Task prompt:
Working through the lines below, return each one that holds "Titre".

Data records for software interfaces:
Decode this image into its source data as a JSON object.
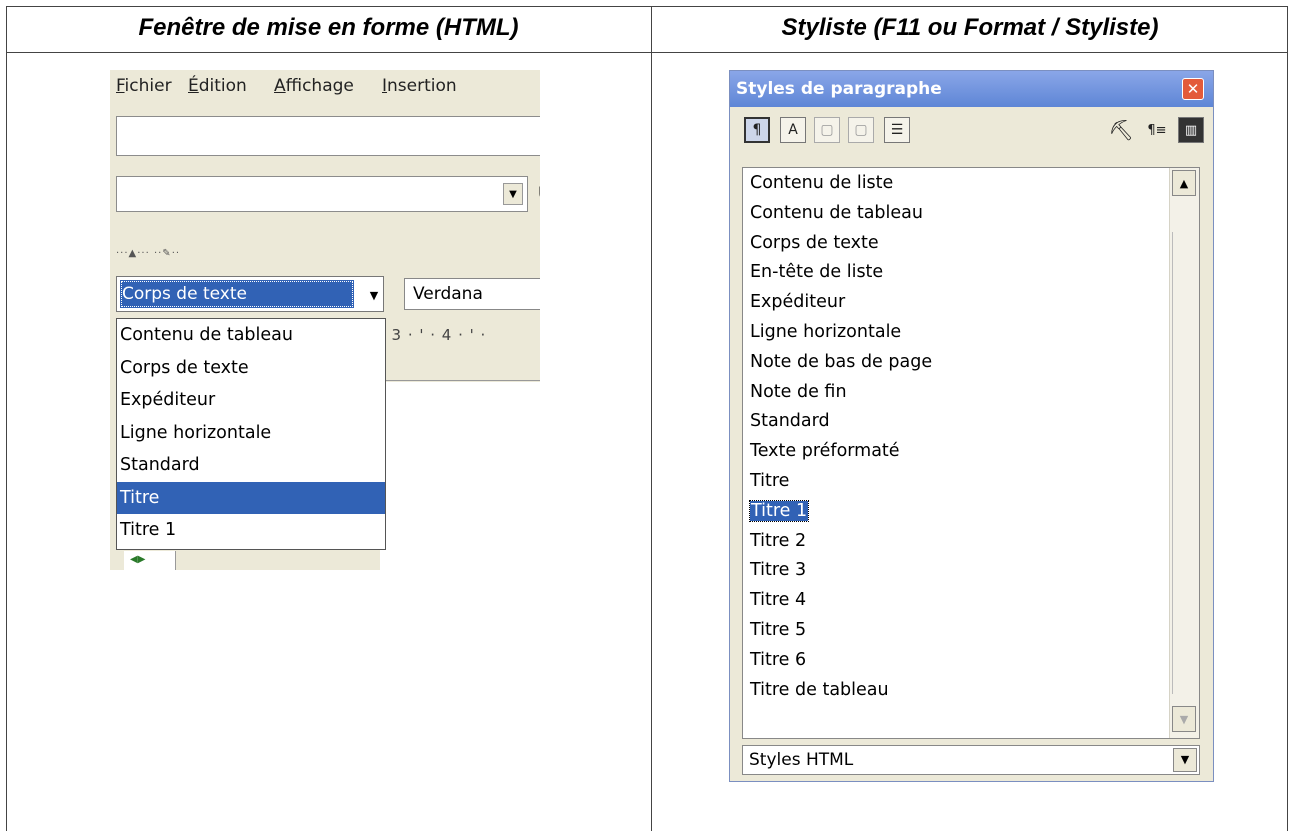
{
  "headers": {
    "left": "Fenêtre de mise en forme (HTML)",
    "right": "Styliste (F11 ou Format  / Styliste)"
  },
  "left_panel": {
    "menu": [
      {
        "underline": "F",
        "rest": "ichier"
      },
      {
        "underline": "É",
        "rest": "dition"
      },
      {
        "underline": "A",
        "rest": "ffichage"
      },
      {
        "underline": "I",
        "rest": "nsertion"
      }
    ],
    "combo_partial_text": "U",
    "style_combo_value": "Corps de texte",
    "font_combo_value": "Verdana",
    "ruler_text": "· 3 · ' · 4 · ' ·",
    "dropdown_items": [
      "Contenu de tableau",
      "Corps de texte",
      "Expéditeur",
      "Ligne horizontale",
      "Standard",
      "Titre",
      "Titre 1"
    ],
    "dropdown_selected": "Titre"
  },
  "right_panel": {
    "title": "Styles de paragraphe",
    "toolbar_icons": [
      "paragraph-styles-icon",
      "character-styles-icon",
      "frame-styles-icon",
      "page-styles-icon",
      "list-styles-icon",
      "fill-format-icon",
      "new-style-icon",
      "update-style-icon"
    ],
    "items": [
      "Contenu de liste",
      "Contenu de tableau",
      "Corps de texte",
      "En-tête de liste",
      "Expéditeur",
      "Ligne horizontale",
      "Note de bas de page",
      "Note de fin",
      "Standard",
      "Texte préformaté",
      "Titre",
      "Titre 1",
      "Titre 2",
      "Titre 3",
      "Titre 4",
      "Titre 5",
      "Titre 6",
      "Titre de tableau"
    ],
    "selected_item": "Titre 1",
    "filter_value": "Styles HTML"
  }
}
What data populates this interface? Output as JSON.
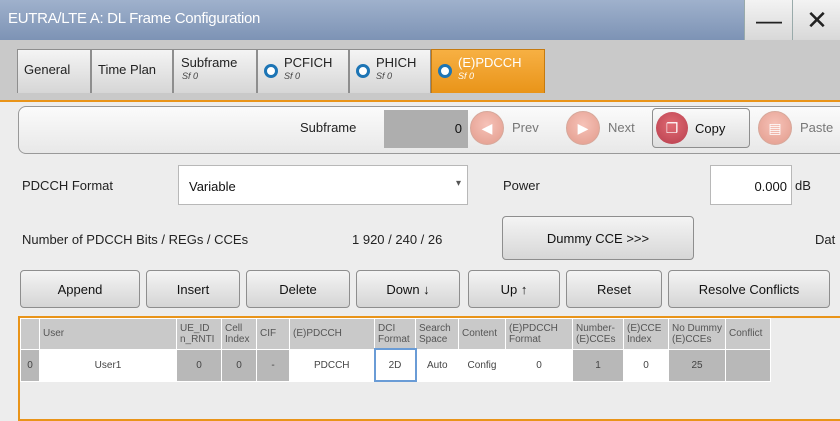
{
  "window": {
    "title": "EUTRA/LTE A: DL Frame Configuration",
    "minimize": "—",
    "close": "✕"
  },
  "tabs": [
    {
      "label": "General"
    },
    {
      "label": "Time Plan"
    },
    {
      "label": "Subframe",
      "sub": "Sf 0"
    },
    {
      "label": "PCFICH",
      "sub": "Sf 0"
    },
    {
      "label": "PHICH",
      "sub": "Sf 0"
    },
    {
      "label": "(E)PDCCH",
      "sub": "Sf 0"
    }
  ],
  "subframe_bar": {
    "label": "Subframe",
    "value": "0",
    "prev": "Prev",
    "next": "Next",
    "copy": "Copy",
    "paste": "Paste"
  },
  "format": {
    "label": "PDCCH Format",
    "value": "Variable"
  },
  "power": {
    "label": "Power",
    "value": "0.000",
    "unit": "dB"
  },
  "bits": {
    "label": "Number of PDCCH Bits / REGs / CCEs",
    "value": "1 920 / 240 / 26",
    "dummy_button": "Dummy CCE >>>",
    "data_label": "Dat"
  },
  "actions": {
    "append": "Append",
    "insert": "Insert",
    "delete": "Delete",
    "down": "Down ↓",
    "up": "Up ↑",
    "reset": "Reset",
    "resolve": "Resolve Conflicts"
  },
  "table": {
    "headers": [
      "User",
      "UE_ID\nn_RNTI",
      "Cell\nIndex",
      "CIF",
      "(E)PDCCH",
      "DCI\nFormat",
      "Search\nSpace",
      "Content",
      "(E)PDCCH\nFormat",
      "Number-\n(E)CCEs",
      "(E)CCE\nIndex",
      "No Dummy\n(E)CCEs",
      "Conflict"
    ],
    "row": {
      "index": "0",
      "user": "User1",
      "ue_id": "0",
      "cell_index": "0",
      "cif": "-",
      "epdcch": "PDCCH",
      "dci_format": "2D",
      "search_space": "Auto",
      "content": "Config",
      "epdcch_format": "0",
      "num_cces": "1",
      "cce_index": "0",
      "no_dummy": "25",
      "conflict": ""
    }
  }
}
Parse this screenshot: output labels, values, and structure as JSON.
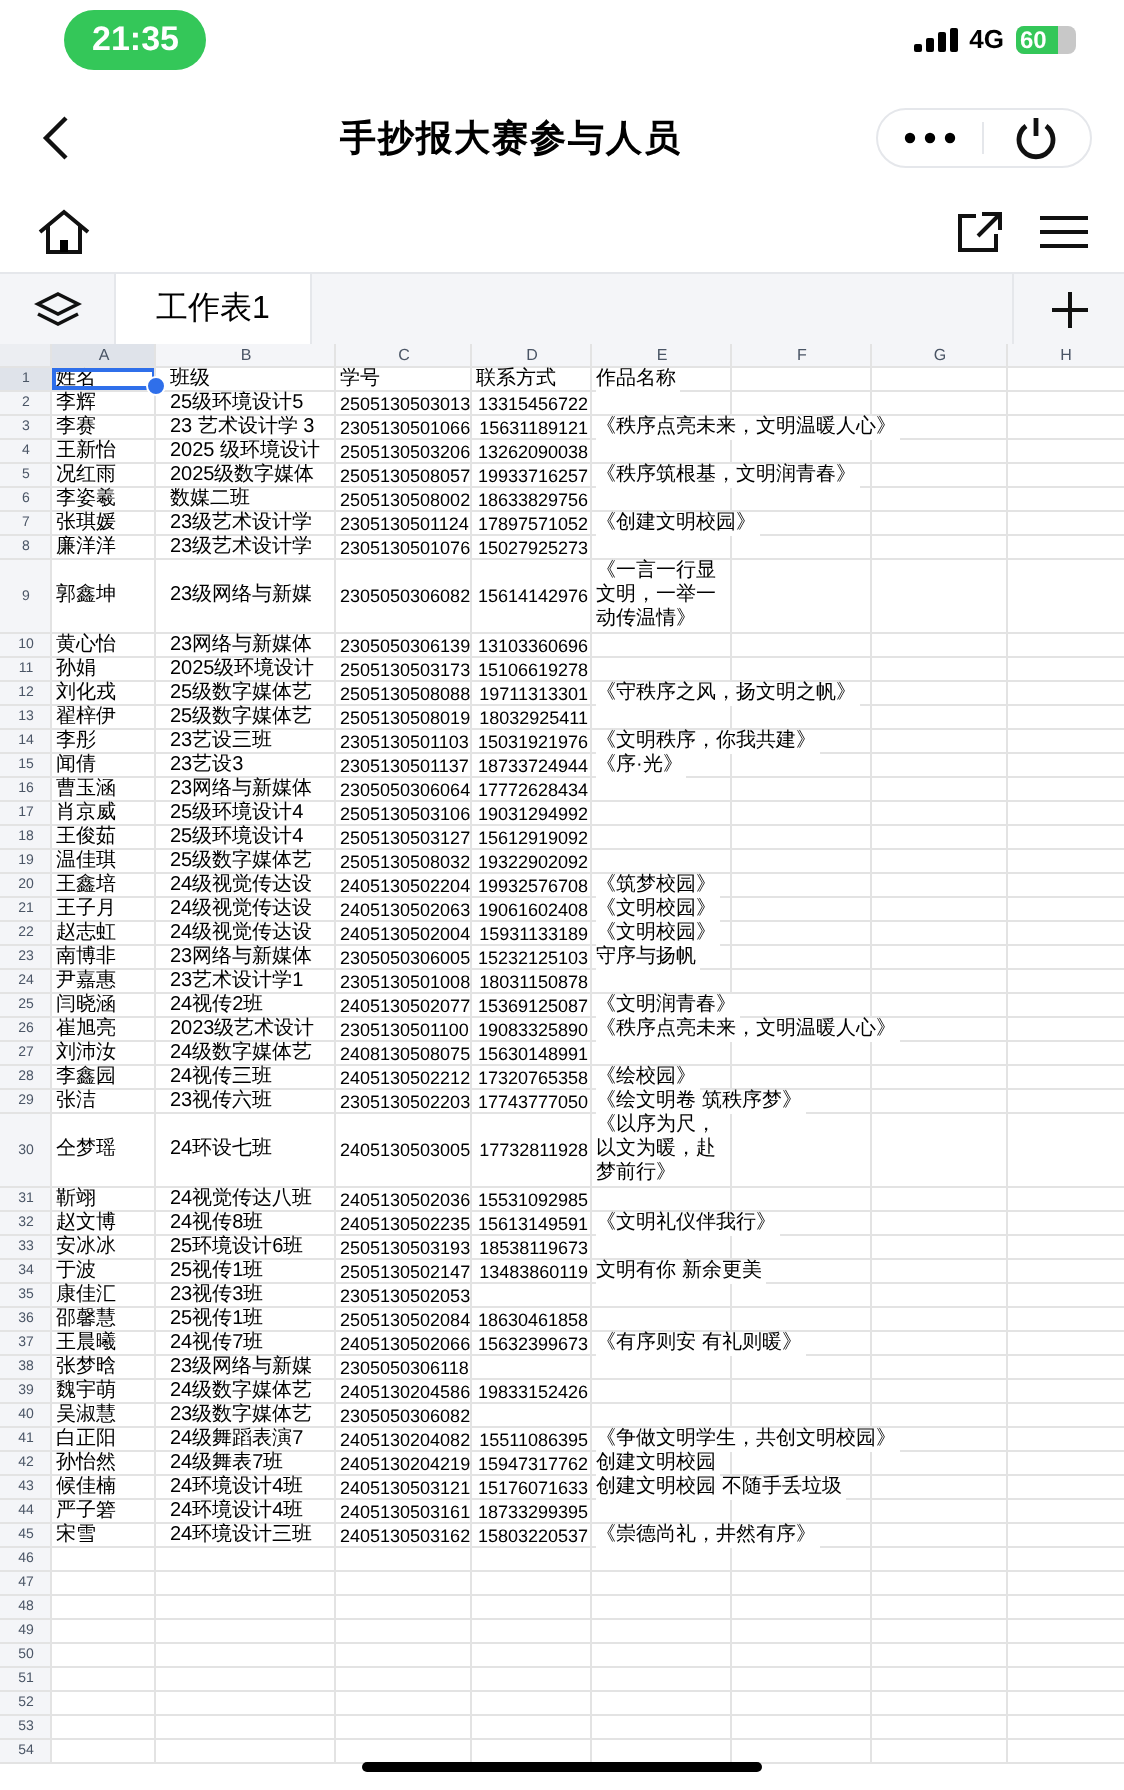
{
  "status_bar": {
    "time": "21:35",
    "network": "4G",
    "battery": "60"
  },
  "title_bar": {
    "title": "手抄报大赛参与人员"
  },
  "sheet_tabs": [
    {
      "label": "工作表1",
      "selected": true
    }
  ],
  "columns": [
    {
      "label": "A",
      "selected": true
    },
    {
      "label": "B",
      "selected": false
    },
    {
      "label": "C",
      "selected": false
    },
    {
      "label": "D",
      "selected": false
    },
    {
      "label": "E",
      "selected": false
    },
    {
      "label": "F",
      "selected": false
    },
    {
      "label": "G",
      "selected": false
    },
    {
      "label": "H",
      "selected": false
    }
  ],
  "rows": [
    {
      "number": "1",
      "kind": "header",
      "selected": true,
      "name": "姓名",
      "class": "班级",
      "student_no": "学号",
      "phone": "联系方式",
      "work": "作品名称"
    },
    {
      "number": "2",
      "kind": "record",
      "selected": false,
      "name": "李辉",
      "class": "25级环境设计5",
      "student_no": "2505130503013",
      "phone": "13315456722"
    },
    {
      "number": "3",
      "kind": "record",
      "selected": false,
      "name": "李赛",
      "class": "23 艺术设计学 3",
      "student_no": "2305130501066",
      "phone": "15631189121",
      "work": "《秩序点亮未来，文明温暖人心》"
    },
    {
      "number": "4",
      "kind": "record",
      "selected": false,
      "name": "王新怡",
      "class": "2025 级环境设计",
      "student_no": "2505130503206",
      "phone": "13262090038"
    },
    {
      "number": "5",
      "kind": "record",
      "selected": false,
      "name": "况红雨",
      "class": "2025级数字媒体",
      "student_no": "2505130508057",
      "phone": "19933716257",
      "work": "《秩序筑根基，文明润青春》"
    },
    {
      "number": "6",
      "kind": "record",
      "selected": false,
      "name": "李姿羲",
      "class": "数媒二班",
      "student_no": "2505130508002",
      "phone": "18633829756"
    },
    {
      "number": "7",
      "kind": "record",
      "selected": false,
      "name": "张琪媛",
      "class": "23级艺术设计学",
      "student_no": "2305130501124",
      "phone": "17897571052",
      "work": "《创建文明校园》"
    },
    {
      "number": "8",
      "kind": "record",
      "selected": false,
      "name": "廉洋洋",
      "class": "23级艺术设计学",
      "student_no": "2305130501076",
      "phone": "15027925273"
    },
    {
      "number": "9",
      "kind": "tall",
      "selected": false,
      "name": "郭鑫坤",
      "class": "23级网络与新媒",
      "student_no": "2305050306082",
      "phone": "15614142976",
      "work": "《一言一行显文明，一举一动传温情》"
    },
    {
      "number": "10",
      "kind": "record",
      "selected": false,
      "name": "黄心怡",
      "class": "23网络与新媒体",
      "student_no": "2305050306139",
      "phone": "13103360696"
    },
    {
      "number": "11",
      "kind": "record",
      "selected": false,
      "name": "孙娟",
      "class": "2025级环境设计",
      "student_no": "2505130503173",
      "phone": "15106619278"
    },
    {
      "number": "12",
      "kind": "record",
      "selected": false,
      "name": "刘化戎",
      "class": "25级数字媒体艺",
      "student_no": "2505130508088",
      "phone": "19711313301",
      "work": "《守秩序之风，扬文明之帆》"
    },
    {
      "number": "13",
      "kind": "record",
      "selected": false,
      "name": "翟梓伊",
      "class": "25级数字媒体艺",
      "student_no": "2505130508019",
      "phone": "18032925411"
    },
    {
      "number": "14",
      "kind": "record",
      "selected": false,
      "name": "李彤",
      "class": "23艺设三班",
      "student_no": "2305130501103",
      "phone": "15031921976",
      "work": "《文明秩序，你我共建》"
    },
    {
      "number": "15",
      "kind": "record",
      "selected": false,
      "name": "闻倩",
      "class": "23艺设3",
      "student_no": "2305130501137",
      "phone": "18733724944",
      "work": "《序·光》"
    },
    {
      "number": "16",
      "kind": "record",
      "selected": false,
      "name": "曹玉涵",
      "class": "23网络与新媒体",
      "student_no": "2305050306064",
      "phone": "17772628434"
    },
    {
      "number": "17",
      "kind": "record",
      "selected": false,
      "name": "肖京威",
      "class": "25级环境设计4",
      "student_no": "2505130503106",
      "phone": "19031294992"
    },
    {
      "number": "18",
      "kind": "record",
      "selected": false,
      "name": "王俊茹",
      "class": "25级环境设计4",
      "student_no": "2505130503127",
      "phone": "15612919092"
    },
    {
      "number": "19",
      "kind": "record",
      "selected": false,
      "name": "温佳琪",
      "class": "25级数字媒体艺",
      "student_no": "2505130508032",
      "phone": "19322902092"
    },
    {
      "number": "20",
      "kind": "record",
      "selected": false,
      "name": "王鑫培",
      "class": "24级视觉传达设",
      "student_no": "2405130502204",
      "phone": "19932576708",
      "work": "《筑梦校园》"
    },
    {
      "number": "21",
      "kind": "record",
      "selected": false,
      "name": "王子月",
      "class": "24级视觉传达设",
      "student_no": "2405130502063",
      "phone": "19061602408",
      "work": "《文明校园》"
    },
    {
      "number": "22",
      "kind": "record",
      "selected": false,
      "name": "赵志虹",
      "class": "24级视觉传达设",
      "student_no": "2405130502004",
      "phone": "15931133189",
      "work": "《文明校园》"
    },
    {
      "number": "23",
      "kind": "record",
      "selected": false,
      "name": "南博非",
      "class": "23网络与新媒体",
      "student_no": "2305050306005",
      "phone": "15232125103",
      "work": "守序与扬帆"
    },
    {
      "number": "24",
      "kind": "record",
      "selected": false,
      "name": "尹嘉惠",
      "class": "23艺术设计学1",
      "student_no": "2305130501008",
      "phone": "18031150878"
    },
    {
      "number": "25",
      "kind": "record",
      "selected": false,
      "name": "闫晓涵",
      "class": "24视传2班",
      "student_no": "2405130502077",
      "phone": "15369125087",
      "work": "《文明润青春》"
    },
    {
      "number": "26",
      "kind": "record",
      "selected": false,
      "name": "崔旭亮",
      "class": "2023级艺术设计",
      "student_no": "2305130501100",
      "phone": "19083325890",
      "work": "《秩序点亮未来，文明温暖人心》"
    },
    {
      "number": "27",
      "kind": "record",
      "selected": false,
      "name": "刘沛汝",
      "class": "24级数字媒体艺",
      "student_no": "2408130508075",
      "phone": "15630148991"
    },
    {
      "number": "28",
      "kind": "record",
      "selected": false,
      "name": "李鑫园",
      "class": "24视传三班",
      "student_no": "2405130502212",
      "phone": "17320765358",
      "work": "《绘校园》"
    },
    {
      "number": "29",
      "kind": "record",
      "selected": false,
      "name": "张洁",
      "class": "23视传六班",
      "student_no": "2305130502203",
      "phone": "17743777050",
      "work": "《绘文明卷 筑秩序梦》"
    },
    {
      "number": "30",
      "kind": "tall",
      "selected": false,
      "name": "仝梦瑶",
      "class": "24环设七班",
      "student_no": "2405130503005",
      "phone": "17732811928",
      "work": "《以序为尺，以文为暖，赴梦前行》"
    },
    {
      "number": "31",
      "kind": "record",
      "selected": false,
      "name": "靳翊",
      "class": "24视觉传达八班",
      "student_no": "2405130502036",
      "phone": "15531092985"
    },
    {
      "number": "32",
      "kind": "record",
      "selected": false,
      "name": "赵文博",
      "class": "24视传8班",
      "student_no": "2405130502235",
      "phone": "15613149591",
      "work": "《文明礼仪伴我行》"
    },
    {
      "number": "33",
      "kind": "record",
      "selected": false,
      "name": "安冰冰",
      "class": "25环境设计6班",
      "student_no": "2505130503193",
      "phone": "18538119673"
    },
    {
      "number": "34",
      "kind": "record",
      "selected": false,
      "name": "于波",
      "class": "25视传1班",
      "student_no": "2505130502147",
      "phone": "13483860119",
      "work": "文明有你 新余更美"
    },
    {
      "number": "35",
      "kind": "record",
      "selected": false,
      "name": "康佳汇",
      "class": "23视传3班",
      "student_no": "2305130502053"
    },
    {
      "number": "36",
      "kind": "record",
      "selected": false,
      "name": "邵馨慧",
      "class": "25视传1班",
      "student_no": "2505130502084",
      "phone": "18630461858"
    },
    {
      "number": "37",
      "kind": "record",
      "selected": false,
      "name": "王晨曦",
      "class": "24视传7班",
      "student_no": "2405130502066",
      "phone": "15632399673",
      "work": "《有序则安 有礼则暖》"
    },
    {
      "number": "38",
      "kind": "record",
      "selected": false,
      "name": "张梦晗",
      "class": "23级网络与新媒",
      "student_no": "2305050306118"
    },
    {
      "number": "39",
      "kind": "record",
      "selected": false,
      "name": "魏宇萌",
      "class": "24级数字媒体艺",
      "student_no": "2405130204586",
      "phone": "19833152426"
    },
    {
      "number": "40",
      "kind": "record",
      "selected": false,
      "name": "吴淑慧",
      "class": "23级数字媒体艺",
      "student_no": "2305050306082"
    },
    {
      "number": "41",
      "kind": "record",
      "selected": false,
      "name": "白正阳",
      "class": "24级舞蹈表演7",
      "student_no": "2405130204082",
      "phone": "15511086395",
      "work": "《争做文明学生，共创文明校园》"
    },
    {
      "number": "42",
      "kind": "record",
      "selected": false,
      "name": "孙怡然",
      "class": "24级舞表7班",
      "student_no": "2405130204219",
      "phone": "15947317762",
      "work": "创建文明校园"
    },
    {
      "number": "43",
      "kind": "record",
      "selected": false,
      "name": "候佳楠",
      "class": "24环境设计4班",
      "student_no": "2405130503121",
      "phone": "15176071633",
      "work": "创建文明校园 不随手丢垃圾"
    },
    {
      "number": "44",
      "kind": "record",
      "selected": false,
      "name": "严子箬",
      "class": "24环境设计4班",
      "student_no": "2405130503161",
      "phone": "18733299395"
    },
    {
      "number": "45",
      "kind": "record",
      "selected": false,
      "name": "宋雪",
      "class": "24环境设计三班",
      "student_no": "2405130503162",
      "phone": "15803220537",
      "work": "《崇德尚礼，井然有序》"
    },
    {
      "number": "46",
      "kind": "record",
      "selected": false
    },
    {
      "number": "47",
      "kind": "record",
      "selected": false
    },
    {
      "number": "48",
      "kind": "record",
      "selected": false
    },
    {
      "number": "49",
      "kind": "record",
      "selected": false
    },
    {
      "number": "50",
      "kind": "record",
      "selected": false
    },
    {
      "number": "51",
      "kind": "record",
      "selected": false
    },
    {
      "number": "52",
      "kind": "record",
      "selected": false
    },
    {
      "number": "53",
      "kind": "record",
      "selected": false
    },
    {
      "number": "54",
      "kind": "record",
      "selected": false
    }
  ]
}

Written response:
      "Titre",
      "Titre 1"
    "dropdown_selected": "Titre"
      "Titre",
      "Titre 1",
      "Titre 2",
      "Titre 3",
      "Titre 4",
      "Titre 5",
      "Titre 6",
      "Titre de tableau"
    "selected_item": "Titre 1",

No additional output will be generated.